In their third outing, Marcinko and his roguish warriors do violent, imaginative battle with America's home-front enemies. Following retirement as a US Navy SEAL, Marcinko embarked on an active if fictive career as a handyman for the military (his vastly entertaining exploits are chronicled in such blood-and-thunder opera as Rogue Warrior: Green Team, 1995). This time around, the salty Vietnam vet and his handpicked crew are detailed to staunch the illicit flow of heavy weapons and ammunition from government arsenals. Thanks to the cyberspace talents of a young petty officer who can hack into Pentagon computers, Task Force Blue soon learns its ageless leader is the designated fall guy in a power struggle pitting would-be usurpers against constituted authority. Despite the best efforts of their establishment foes, Marcinko and his merry men track a truckload of stolen arms from Detroit to Tampa, from whence it is shipped to an oil rig in the Gulf of Mexico. They storm the offshore drilling platform, which is owned by billionaire L.C. Strawhouse, and learn that the rig is used to supply ordnance to disaffected militia groups and drug gangs throughout the country. Back on dry land, the seagoing irregulars also discover that the ultraconservative Strawhouse (who tries to enlist Marcinko in his mad cause) has been equipping domestic terrorists in hopes their lethal rampages might permit a reactive putsch that could put him in the White House. While by no means taken with the incumbent chief executive or his wimpy underlings, Marcinko pursues the man who would be America's king to a heavily guarded command post in the southern California desert. In a climactic confrontation inside the fortress, he exposes and foils Strawhouse's sinister plot before dispatching its architect in decidedly imaginative fashion. Another walk on the wild side with the Marcinko mob.

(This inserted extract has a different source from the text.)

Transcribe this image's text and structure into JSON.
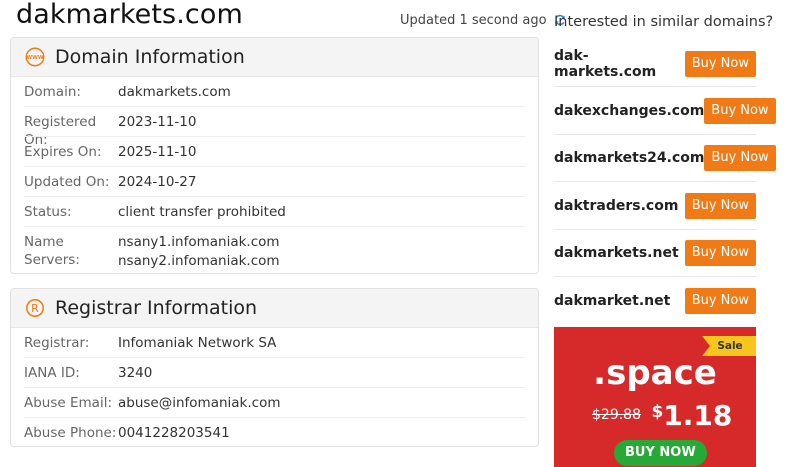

Pub Date: March 1st, 1996
Page count: 368pp
Publisher: Pocket